Output all of the records exactly as written.

··· DATA EXTRACT ···

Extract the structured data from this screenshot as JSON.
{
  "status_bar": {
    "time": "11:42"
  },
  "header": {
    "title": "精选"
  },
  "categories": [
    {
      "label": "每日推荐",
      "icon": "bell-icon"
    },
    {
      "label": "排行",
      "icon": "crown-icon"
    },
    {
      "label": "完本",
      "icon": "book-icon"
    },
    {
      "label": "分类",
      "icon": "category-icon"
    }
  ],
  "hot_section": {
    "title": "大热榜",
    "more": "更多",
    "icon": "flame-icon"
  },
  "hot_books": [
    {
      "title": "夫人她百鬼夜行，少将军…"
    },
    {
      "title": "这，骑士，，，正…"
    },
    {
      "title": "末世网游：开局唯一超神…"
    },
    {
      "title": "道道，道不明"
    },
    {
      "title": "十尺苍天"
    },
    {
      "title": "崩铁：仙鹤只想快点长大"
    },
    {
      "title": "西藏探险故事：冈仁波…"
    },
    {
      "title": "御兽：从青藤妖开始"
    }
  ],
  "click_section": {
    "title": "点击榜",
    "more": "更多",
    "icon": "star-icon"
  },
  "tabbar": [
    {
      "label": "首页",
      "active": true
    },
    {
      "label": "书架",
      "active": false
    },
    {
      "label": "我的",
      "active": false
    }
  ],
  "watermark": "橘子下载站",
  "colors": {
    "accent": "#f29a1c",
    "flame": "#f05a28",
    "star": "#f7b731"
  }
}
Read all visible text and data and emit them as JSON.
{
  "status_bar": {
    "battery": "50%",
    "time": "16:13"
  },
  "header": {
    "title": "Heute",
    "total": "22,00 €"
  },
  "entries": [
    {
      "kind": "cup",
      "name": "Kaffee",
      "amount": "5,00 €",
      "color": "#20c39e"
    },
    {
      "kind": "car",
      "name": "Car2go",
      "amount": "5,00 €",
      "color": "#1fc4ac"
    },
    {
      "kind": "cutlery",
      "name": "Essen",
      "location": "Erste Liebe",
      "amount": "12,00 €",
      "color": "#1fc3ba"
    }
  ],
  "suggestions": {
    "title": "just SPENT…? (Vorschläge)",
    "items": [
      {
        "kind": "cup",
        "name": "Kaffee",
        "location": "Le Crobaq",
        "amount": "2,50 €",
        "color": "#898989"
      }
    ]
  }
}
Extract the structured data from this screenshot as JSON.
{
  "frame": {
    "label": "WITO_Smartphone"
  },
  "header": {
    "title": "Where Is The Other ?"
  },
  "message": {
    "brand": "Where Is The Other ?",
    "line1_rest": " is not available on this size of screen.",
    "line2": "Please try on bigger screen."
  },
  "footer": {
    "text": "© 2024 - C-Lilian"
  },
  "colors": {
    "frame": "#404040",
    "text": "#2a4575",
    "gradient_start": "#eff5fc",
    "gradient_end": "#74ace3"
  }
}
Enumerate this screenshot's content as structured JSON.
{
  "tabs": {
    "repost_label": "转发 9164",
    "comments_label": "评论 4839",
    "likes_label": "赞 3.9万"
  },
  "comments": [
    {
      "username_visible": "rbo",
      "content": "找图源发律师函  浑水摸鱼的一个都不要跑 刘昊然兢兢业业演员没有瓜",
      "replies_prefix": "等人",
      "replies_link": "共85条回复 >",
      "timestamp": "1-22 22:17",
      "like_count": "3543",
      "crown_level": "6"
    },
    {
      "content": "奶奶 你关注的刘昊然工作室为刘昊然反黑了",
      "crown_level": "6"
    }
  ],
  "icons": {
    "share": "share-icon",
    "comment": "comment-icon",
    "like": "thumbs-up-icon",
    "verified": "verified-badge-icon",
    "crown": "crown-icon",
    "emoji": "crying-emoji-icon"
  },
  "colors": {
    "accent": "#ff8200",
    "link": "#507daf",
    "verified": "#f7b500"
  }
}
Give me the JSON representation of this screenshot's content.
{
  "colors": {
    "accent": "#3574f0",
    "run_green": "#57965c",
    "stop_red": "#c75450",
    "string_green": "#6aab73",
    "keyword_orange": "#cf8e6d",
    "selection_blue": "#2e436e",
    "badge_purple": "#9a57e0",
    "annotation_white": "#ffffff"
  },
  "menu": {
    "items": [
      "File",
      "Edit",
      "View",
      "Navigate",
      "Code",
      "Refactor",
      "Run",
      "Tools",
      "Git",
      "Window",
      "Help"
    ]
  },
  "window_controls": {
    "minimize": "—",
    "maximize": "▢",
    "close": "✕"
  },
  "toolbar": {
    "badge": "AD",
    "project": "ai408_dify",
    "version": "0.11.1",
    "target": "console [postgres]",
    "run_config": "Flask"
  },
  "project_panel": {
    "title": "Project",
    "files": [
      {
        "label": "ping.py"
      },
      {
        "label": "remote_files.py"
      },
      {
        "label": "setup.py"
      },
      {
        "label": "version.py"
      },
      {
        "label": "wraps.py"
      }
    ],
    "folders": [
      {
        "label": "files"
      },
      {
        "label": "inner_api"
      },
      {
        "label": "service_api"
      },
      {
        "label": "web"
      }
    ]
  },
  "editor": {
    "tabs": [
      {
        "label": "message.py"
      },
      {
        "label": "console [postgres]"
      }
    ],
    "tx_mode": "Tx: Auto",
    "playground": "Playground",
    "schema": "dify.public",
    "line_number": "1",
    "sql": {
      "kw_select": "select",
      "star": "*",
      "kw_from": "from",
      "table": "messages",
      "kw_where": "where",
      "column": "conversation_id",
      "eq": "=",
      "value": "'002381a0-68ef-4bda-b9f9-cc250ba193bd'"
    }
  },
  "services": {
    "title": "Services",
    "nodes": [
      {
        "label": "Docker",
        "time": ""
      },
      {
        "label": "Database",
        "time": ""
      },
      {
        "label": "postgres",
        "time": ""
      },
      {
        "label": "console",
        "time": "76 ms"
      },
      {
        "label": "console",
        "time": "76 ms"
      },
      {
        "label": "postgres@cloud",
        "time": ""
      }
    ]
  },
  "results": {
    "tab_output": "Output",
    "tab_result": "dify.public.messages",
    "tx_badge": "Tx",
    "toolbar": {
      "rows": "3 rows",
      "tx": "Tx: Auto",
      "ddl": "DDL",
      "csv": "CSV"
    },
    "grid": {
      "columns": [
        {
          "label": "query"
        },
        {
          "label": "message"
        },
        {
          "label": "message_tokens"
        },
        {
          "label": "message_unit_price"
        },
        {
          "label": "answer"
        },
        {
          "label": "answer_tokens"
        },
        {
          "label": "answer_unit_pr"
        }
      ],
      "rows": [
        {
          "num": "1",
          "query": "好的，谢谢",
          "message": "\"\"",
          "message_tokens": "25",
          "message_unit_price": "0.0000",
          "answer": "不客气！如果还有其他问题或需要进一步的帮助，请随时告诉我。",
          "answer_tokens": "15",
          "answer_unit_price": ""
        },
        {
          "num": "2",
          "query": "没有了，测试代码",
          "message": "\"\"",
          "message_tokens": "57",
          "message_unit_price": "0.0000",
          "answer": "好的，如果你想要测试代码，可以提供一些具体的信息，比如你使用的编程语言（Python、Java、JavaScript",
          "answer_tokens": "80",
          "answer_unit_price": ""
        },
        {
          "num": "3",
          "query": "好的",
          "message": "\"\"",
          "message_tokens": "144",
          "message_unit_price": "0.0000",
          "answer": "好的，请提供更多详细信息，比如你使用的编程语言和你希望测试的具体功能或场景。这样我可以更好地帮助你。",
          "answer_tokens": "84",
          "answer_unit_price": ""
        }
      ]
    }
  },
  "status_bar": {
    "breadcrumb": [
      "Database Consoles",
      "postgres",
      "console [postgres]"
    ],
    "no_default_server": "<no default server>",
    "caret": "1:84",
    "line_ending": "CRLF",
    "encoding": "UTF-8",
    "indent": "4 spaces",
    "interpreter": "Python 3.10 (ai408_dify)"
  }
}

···

• [OUTPUT BELOW]
Extract the structured data from this screenshot as JSON.
{
  "status_bar": {
    "time": "11:42"
  },
  "header": {
    "title": "精选"
  },
  "categories": [
    {
      "label": "每日推荐",
      "icon": "bell-icon"
    },
    {
      "label": "排行",
      "icon": "crown-icon"
    },
    {
      "label": "完本",
      "icon": "book-icon"
    },
    {
      "label": "分类",
      "icon": "category-icon"
    }
  ],
  "hot_section": {
    "title": "大热榜",
    "more": "更多",
    "icon": "flame-icon"
  },
  "hot_books": [
    {
      "title": "夫人她百鬼夜行，少将军…"
    },
    {
      "title": "这，骑士，，，正…"
    },
    {
      "title": "末世网游：开局唯一超神…"
    },
    {
      "title": "道道，道不明"
    },
    {
      "title": "十尺苍天"
    },
    {
      "title": "崩铁：仙鹤只想快点长大"
    },
    {
      "title": "西藏探险故事：冈仁波…"
    },
    {
      "title": "御兽：从青藤妖开始"
    }
  ],
  "click_section": {
    "title": "点击榜",
    "more": "更多",
    "icon": "star-icon"
  },
  "tabbar": [
    {
      "label": "首页",
      "active": true
    },
    {
      "label": "书架",
      "active": false
    },
    {
      "label": "我的",
      "active": false
    }
  ],
  "watermark": "橘子下载站",
  "colors": {
    "accent": "#f29a1c",
    "flame": "#f05a28",
    "star": "#f7b731"
  }
}
Read all visible text and data and emit them as JSON.
{
  "status_bar": {
    "battery": "50%",
    "time": "16:13"
  },
  "header": {
    "title": "Heute",
    "total": "22,00 €"
  },
  "entries": [
    {
      "kind": "cup",
      "name": "Kaffee",
      "amount": "5,00 €",
      "color": "#20c39e"
    },
    {
      "kind": "car",
      "name": "Car2go",
      "amount": "5,00 €",
      "color": "#1fc4ac"
    },
    {
      "kind": "cutlery",
      "name": "Essen",
      "location": "Erste Liebe",
      "amount": "12,00 €",
      "color": "#1fc3ba"
    }
  ],
  "suggestions": {
    "title": "just SPENT…? (Vorschläge)",
    "items": [
      {
        "kind": "cup",
        "name": "Kaffee",
        "location": "Le Crobaq",
        "amount": "2,50 €",
        "color": "#898989"
      }
    ]
  }
}
Extract the structured data from this screenshot as JSON.
{
  "frame": {
    "label": "WITO_Smartphone"
  },
  "header": {
    "title": "Where Is The Other ?"
  },
  "message": {
    "brand": "Where Is The Other ?",
    "line1_rest": " is not available on this size of screen.",
    "line2": "Please try on bigger screen."
  },
  "footer": {
    "text": "© 2024 - C-Lilian"
  },
  "colors": {
    "frame": "#404040",
    "text": "#2a4575",
    "gradient_start": "#eff5fc",
    "gradient_end": "#74ace3"
  }
}
Enumerate this screenshot's content as structured JSON.
{
  "tabs": {
    "repost_label": "转发 9164",
    "comments_label": "评论 4839",
    "likes_label": "赞 3.9万"
  },
  "comments": [
    {
      "username_visible": "rbo",
      "content": "找图源发律师函  浑水摸鱼的一个都不要跑 刘昊然兢兢业业演员没有瓜",
      "replies_prefix": "等人",
      "replies_link": "共85条回复 >",
      "timestamp": "1-22 22:17",
      "like_count": "3543",
      "crown_level": "6"
    },
    {
      "content": "奶奶 你关注的刘昊然工作室为刘昊然反黑了",
      "crown_level": "6"
    }
  ],
  "icons": {
    "share": "share-icon",
    "comment": "comment-icon",
    "like": "thumbs-up-icon",
    "verified": "verified-badge-icon",
    "crown": "crown-icon",
    "emoji": "crying-emoji-icon"
  },
  "colors": {
    "accent": "#ff8200",
    "link": "#507daf",
    "verified": "#f7b500"
  }
}
Give me the JSON representation of this screenshot's content.
{
  "colors": {
    "accent": "#3574f0",
    "run_green": "#57965c",
    "stop_red": "#c75450",
    "string_green": "#6aab73",
    "keyword_orange": "#cf8e6d",
    "selection_blue": "#2e436e",
    "badge_purple": "#9a57e0",
    "annotation_white": "#ffffff"
  },
  "menu": {
    "items": [
      "File",
      "Edit",
      "View",
      "Navigate",
      "Code",
      "Refactor",
      "Run",
      "Tools",
      "Git",
      "Window",
      "Help"
    ]
  },
  "window_controls": {
    "minimize": "—",
    "maximize": "▢",
    "close": "✕"
  },
  "toolbar": {
    "badge": "AD",
    "project": "ai408_dify",
    "version": "0.11.1",
    "target": "console [postgres]",
    "run_config": "Flask"
  },
  "project_panel": {
    "title": "Project",
    "files": [
      {
        "label": "ping.py"
      },
      {
        "label": "remote_files.py"
      },
      {
        "label": "setup.py"
      },
      {
        "label": "version.py"
      },
      {
        "label": "wraps.py"
      }
    ],
    "folders": [
      {
        "label": "files"
      },
      {
        "label": "inner_api"
      },
      {
        "label": "service_api"
      },
      {
        "label": "web"
      }
    ]
  },
  "editor": {
    "tabs": [
      {
        "label": "message.py"
      },
      {
        "label": "console [postgres]"
      }
    ],
    "tx_mode": "Tx: Auto",
    "playground": "Playground",
    "schema": "dify.public",
    "line_number": "1",
    "sql": {
      "kw_select": "select",
      "star": "*",
      "kw_from": "from",
      "table": "messages",
      "kw_where": "where",
      "column": "conversation_id",
      "eq": "=",
      "value": "'002381a0-68ef-4bda-b9f9-cc250ba193bd'"
    }
  },
  "services": {
    "title": "Services",
    "nodes": [
      {
        "label": "Docker",
        "time": ""
      },
      {
        "label": "Database",
        "time": ""
      },
      {
        "label": "postgres",
        "time": ""
      },
      {
        "label": "console",
        "time": "76 ms"
      },
      {
        "label": "console",
        "time": "76 ms"
      },
      {
        "label": "postgres@cloud",
        "time": ""
      }
    ]
  },
  "results": {
    "tab_output": "Output",
    "tab_result": "dify.public.messages",
    "tx_badge": "Tx",
    "toolbar": {
      "rows": "3 rows",
      "tx": "Tx: Auto",
      "ddl": "DDL",
      "csv": "CSV"
    },
    "grid": {
      "columns": [
        {
          "label": "query"
        },
        {
          "label": "message"
        },
        {
          "label": "message_tokens"
        },
        {
          "label": "message_unit_price"
        },
        {
          "label": "answer"
        },
        {
          "label": "answer_tokens"
        },
        {
          "label": "answer_unit_pr"
        }
      ],
      "rows": [
        {
          "num": "1",
          "query": "好的，谢谢",
          "message": "\"\"",
          "message_tokens": "25",
          "message_unit_price": "0.0000",
          "answer": "不客气！如果还有其他问题或需要进一步的帮助，请随时告诉我。",
          "answer_tokens": "15",
          "answer_unit_price": ""
        },
        {
          "num": "2",
          "query": "没有了，测试代码",
          "message": "\"\"",
          "message_tokens": "57",
          "message_unit_price": "0.0000",
          "answer": "好的，如果你想要测试代码，可以提供一些具体的信息，比如你使用的编程语言（Python、Java、JavaScript",
          "answer_tokens": "80",
          "answer_unit_price": ""
        },
        {
          "num": "3",
          "query": "好的",
          "message": "\"\"",
          "message_tokens": "144",
          "message_unit_price": "0.0000",
          "answer": "好的，请提供更多详细信息，比如你使用的编程语言和你希望测试的具体功能或场景。这样我可以更好地帮助你。",
          "answer_tokens": "84",
          "answer_unit_price": ""
        }
      ]
    }
  },
  "status_bar": {
    "breadcrumb": [
      "Database Consoles",
      "postgres",
      "console [postgres]"
    ],
    "no_default_server": "<no default server>",
    "caret": "1:84",
    "line_ending": "CRLF",
    "encoding": "UTF-8",
    "indent": "4 spaces",
    "interpreter": "Python 3.10 (ai408_dify)"
  }
}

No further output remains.